DATASET CONTENT
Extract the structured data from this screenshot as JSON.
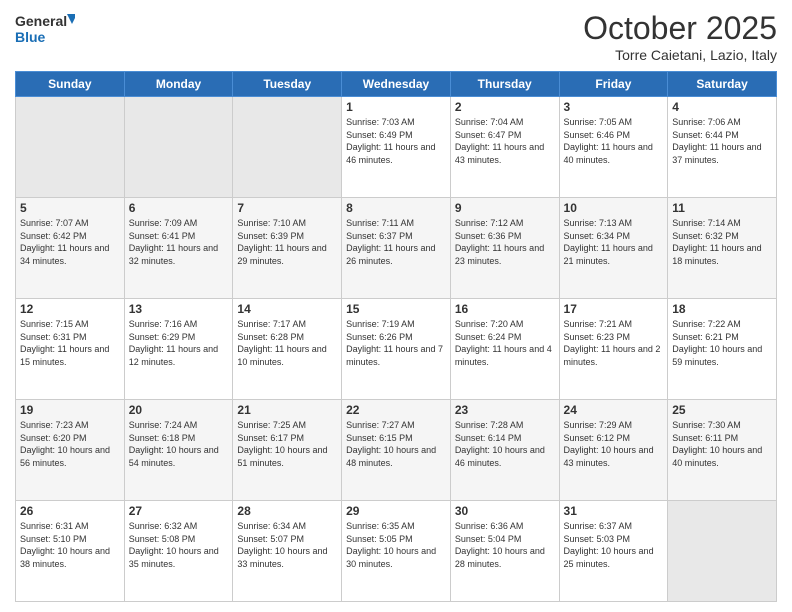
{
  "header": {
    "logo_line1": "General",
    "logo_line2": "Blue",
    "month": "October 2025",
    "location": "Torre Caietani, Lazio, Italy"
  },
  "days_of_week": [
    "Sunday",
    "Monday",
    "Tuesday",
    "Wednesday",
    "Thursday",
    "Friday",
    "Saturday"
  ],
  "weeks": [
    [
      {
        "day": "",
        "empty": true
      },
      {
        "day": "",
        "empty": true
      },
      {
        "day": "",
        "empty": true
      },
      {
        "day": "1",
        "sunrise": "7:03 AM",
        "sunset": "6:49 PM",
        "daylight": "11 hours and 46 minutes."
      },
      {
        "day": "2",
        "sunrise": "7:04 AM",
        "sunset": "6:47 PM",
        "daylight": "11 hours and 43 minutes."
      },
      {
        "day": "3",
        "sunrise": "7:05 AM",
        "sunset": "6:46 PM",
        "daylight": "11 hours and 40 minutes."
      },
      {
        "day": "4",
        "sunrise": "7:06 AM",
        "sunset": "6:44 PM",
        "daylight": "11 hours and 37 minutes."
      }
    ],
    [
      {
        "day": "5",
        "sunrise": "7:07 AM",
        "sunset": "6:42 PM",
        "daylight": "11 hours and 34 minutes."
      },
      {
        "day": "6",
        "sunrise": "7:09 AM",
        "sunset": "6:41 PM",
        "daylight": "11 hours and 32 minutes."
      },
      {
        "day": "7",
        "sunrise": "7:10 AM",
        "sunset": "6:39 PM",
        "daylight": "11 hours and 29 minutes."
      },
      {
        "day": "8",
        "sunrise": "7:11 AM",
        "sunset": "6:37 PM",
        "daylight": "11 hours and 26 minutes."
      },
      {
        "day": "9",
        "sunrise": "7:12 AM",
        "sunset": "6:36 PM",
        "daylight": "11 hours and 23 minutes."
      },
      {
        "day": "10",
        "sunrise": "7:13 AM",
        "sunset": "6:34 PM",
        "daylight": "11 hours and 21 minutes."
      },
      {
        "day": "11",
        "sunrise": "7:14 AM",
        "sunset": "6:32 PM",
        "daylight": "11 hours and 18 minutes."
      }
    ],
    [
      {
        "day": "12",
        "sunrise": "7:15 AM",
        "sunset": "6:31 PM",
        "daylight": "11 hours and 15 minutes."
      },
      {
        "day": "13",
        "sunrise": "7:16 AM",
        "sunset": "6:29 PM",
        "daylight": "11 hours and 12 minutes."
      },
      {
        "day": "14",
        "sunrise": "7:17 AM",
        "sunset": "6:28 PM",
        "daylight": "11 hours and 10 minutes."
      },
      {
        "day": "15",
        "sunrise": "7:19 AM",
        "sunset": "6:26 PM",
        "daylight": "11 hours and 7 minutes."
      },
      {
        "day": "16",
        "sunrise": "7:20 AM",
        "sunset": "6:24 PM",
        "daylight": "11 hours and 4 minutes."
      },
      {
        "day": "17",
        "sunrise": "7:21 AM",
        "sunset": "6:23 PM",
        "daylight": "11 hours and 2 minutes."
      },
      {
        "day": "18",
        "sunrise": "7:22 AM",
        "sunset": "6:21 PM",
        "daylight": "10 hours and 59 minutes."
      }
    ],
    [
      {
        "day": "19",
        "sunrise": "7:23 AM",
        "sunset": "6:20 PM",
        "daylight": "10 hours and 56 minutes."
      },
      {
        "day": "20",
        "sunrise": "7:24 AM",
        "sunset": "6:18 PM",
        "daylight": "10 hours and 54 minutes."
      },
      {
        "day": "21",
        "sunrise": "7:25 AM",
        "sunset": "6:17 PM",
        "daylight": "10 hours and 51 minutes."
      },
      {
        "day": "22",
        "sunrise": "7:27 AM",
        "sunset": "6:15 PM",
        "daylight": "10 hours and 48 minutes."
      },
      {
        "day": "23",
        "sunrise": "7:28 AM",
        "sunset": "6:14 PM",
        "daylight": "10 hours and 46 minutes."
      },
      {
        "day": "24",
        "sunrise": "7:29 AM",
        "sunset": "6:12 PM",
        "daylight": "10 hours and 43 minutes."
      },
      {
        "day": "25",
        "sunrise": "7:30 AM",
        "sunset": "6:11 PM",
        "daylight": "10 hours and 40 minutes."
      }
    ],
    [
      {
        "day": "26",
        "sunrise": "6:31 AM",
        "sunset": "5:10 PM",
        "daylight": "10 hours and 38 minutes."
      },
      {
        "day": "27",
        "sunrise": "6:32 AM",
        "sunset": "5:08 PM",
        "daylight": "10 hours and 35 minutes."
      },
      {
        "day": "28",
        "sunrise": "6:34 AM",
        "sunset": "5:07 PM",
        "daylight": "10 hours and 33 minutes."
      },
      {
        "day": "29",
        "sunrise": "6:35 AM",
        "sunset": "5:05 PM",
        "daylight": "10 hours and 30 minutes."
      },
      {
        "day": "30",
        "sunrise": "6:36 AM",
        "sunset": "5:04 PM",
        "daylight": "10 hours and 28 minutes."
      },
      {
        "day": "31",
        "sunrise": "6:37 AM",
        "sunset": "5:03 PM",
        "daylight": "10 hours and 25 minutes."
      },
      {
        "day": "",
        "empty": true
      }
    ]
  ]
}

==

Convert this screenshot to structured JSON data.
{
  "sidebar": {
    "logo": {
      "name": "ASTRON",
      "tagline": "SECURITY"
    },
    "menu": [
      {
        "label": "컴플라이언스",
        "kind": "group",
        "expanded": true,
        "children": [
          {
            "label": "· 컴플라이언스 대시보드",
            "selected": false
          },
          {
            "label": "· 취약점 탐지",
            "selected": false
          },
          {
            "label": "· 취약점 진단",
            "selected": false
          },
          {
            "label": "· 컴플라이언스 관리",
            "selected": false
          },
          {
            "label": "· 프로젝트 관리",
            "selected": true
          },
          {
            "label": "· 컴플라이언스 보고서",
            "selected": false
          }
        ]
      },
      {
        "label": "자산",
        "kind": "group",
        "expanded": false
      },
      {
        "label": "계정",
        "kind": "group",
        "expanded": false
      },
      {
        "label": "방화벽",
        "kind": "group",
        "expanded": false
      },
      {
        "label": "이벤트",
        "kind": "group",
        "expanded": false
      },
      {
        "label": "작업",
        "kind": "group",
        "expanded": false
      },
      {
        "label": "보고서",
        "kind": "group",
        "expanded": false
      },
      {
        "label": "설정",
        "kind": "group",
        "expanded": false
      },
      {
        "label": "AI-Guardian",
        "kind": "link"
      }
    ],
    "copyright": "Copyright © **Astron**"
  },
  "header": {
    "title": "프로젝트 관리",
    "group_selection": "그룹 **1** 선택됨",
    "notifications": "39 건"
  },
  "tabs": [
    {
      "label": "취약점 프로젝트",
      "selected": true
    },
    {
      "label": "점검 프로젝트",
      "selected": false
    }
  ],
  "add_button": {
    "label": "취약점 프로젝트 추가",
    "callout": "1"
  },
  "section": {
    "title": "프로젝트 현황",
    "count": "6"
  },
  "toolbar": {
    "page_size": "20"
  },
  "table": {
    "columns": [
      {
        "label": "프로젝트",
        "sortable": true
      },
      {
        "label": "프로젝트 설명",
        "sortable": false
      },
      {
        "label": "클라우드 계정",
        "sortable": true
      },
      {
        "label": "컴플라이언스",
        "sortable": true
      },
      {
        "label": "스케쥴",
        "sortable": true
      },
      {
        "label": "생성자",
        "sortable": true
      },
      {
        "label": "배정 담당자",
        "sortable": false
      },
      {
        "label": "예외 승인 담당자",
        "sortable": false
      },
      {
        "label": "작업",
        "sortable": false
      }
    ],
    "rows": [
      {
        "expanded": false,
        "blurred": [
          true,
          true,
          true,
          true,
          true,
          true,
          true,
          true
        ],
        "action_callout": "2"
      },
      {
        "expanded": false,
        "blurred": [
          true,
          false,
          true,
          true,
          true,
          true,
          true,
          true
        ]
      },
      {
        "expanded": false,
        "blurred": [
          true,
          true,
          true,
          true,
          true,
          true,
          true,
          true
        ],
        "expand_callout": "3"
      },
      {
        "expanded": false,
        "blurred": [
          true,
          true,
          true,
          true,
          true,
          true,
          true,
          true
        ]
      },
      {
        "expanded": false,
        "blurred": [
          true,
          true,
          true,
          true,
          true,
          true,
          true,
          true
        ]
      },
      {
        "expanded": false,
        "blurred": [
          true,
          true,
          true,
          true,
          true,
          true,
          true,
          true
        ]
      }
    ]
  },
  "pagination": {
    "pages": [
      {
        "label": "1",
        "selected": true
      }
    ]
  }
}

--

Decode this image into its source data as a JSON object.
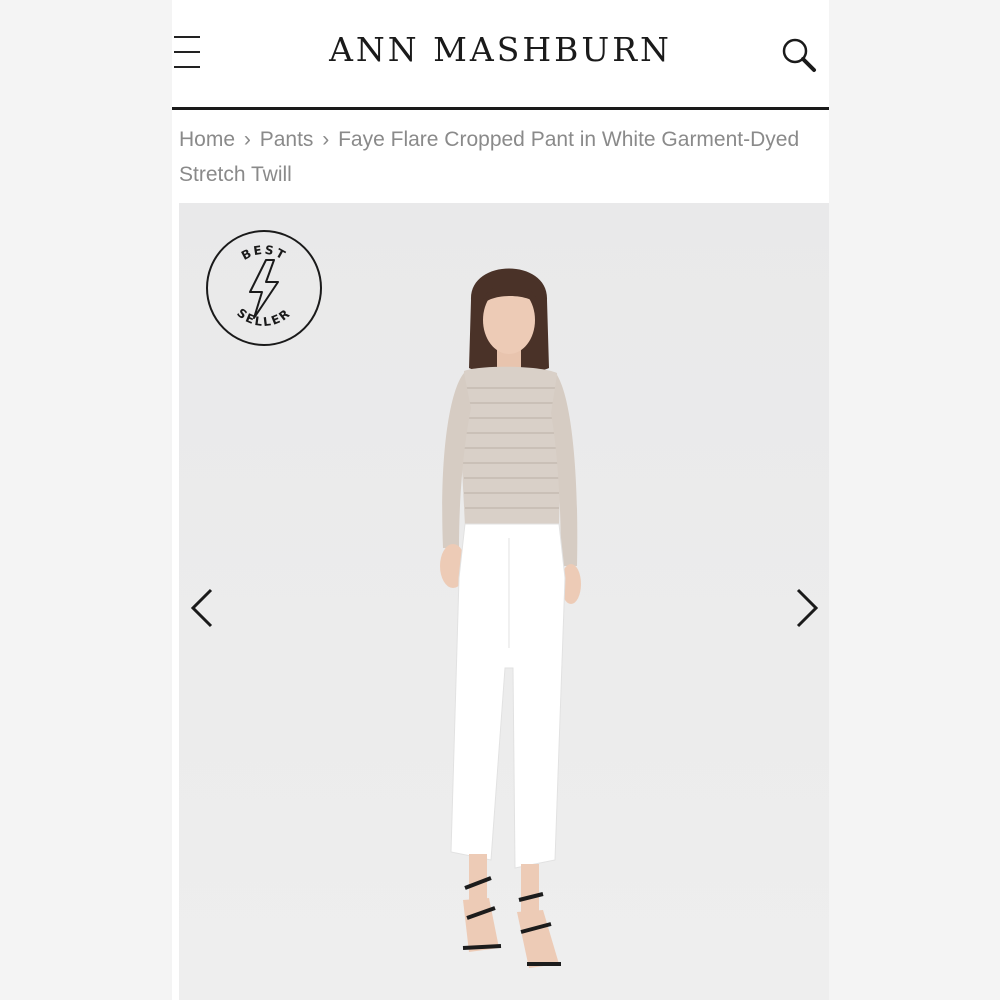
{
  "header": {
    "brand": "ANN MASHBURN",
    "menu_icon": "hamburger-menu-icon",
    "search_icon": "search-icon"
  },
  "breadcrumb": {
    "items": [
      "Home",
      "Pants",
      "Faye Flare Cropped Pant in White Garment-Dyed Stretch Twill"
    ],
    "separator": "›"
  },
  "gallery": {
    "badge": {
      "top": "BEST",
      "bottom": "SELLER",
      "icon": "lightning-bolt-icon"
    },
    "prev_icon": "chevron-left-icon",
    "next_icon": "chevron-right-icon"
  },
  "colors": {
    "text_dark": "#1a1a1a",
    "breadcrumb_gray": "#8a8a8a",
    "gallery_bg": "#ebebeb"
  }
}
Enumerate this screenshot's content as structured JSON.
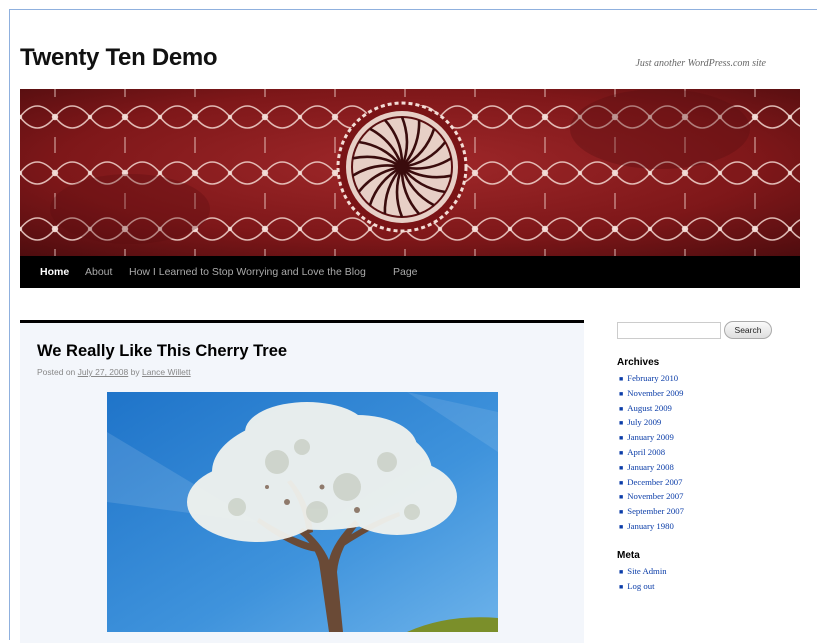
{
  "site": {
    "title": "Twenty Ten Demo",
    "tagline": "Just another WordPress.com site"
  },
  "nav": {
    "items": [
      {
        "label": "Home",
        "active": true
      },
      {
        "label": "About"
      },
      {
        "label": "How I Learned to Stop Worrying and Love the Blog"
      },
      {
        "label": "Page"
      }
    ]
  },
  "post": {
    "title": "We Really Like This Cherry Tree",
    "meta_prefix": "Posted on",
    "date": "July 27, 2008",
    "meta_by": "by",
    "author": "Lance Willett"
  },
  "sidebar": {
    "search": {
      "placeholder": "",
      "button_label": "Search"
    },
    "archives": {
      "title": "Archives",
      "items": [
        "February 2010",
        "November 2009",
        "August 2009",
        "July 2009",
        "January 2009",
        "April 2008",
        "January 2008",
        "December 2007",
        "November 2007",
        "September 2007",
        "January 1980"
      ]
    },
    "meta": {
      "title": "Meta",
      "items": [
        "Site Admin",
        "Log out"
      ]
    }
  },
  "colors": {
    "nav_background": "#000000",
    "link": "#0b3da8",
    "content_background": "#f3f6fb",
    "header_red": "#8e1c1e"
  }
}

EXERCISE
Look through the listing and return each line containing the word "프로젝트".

EXERCISE RESPONSE
            "label": "· 프로젝트 관리",
    "title": "프로젝트 관리",
      "label": "취약점 프로젝트",
      "label": "점검 프로젝트",
    "label": "취약점 프로젝트 추가",
    "title": "프로젝트 현황",
        "label": "프로젝트",
        "label": "프로젝트 설명",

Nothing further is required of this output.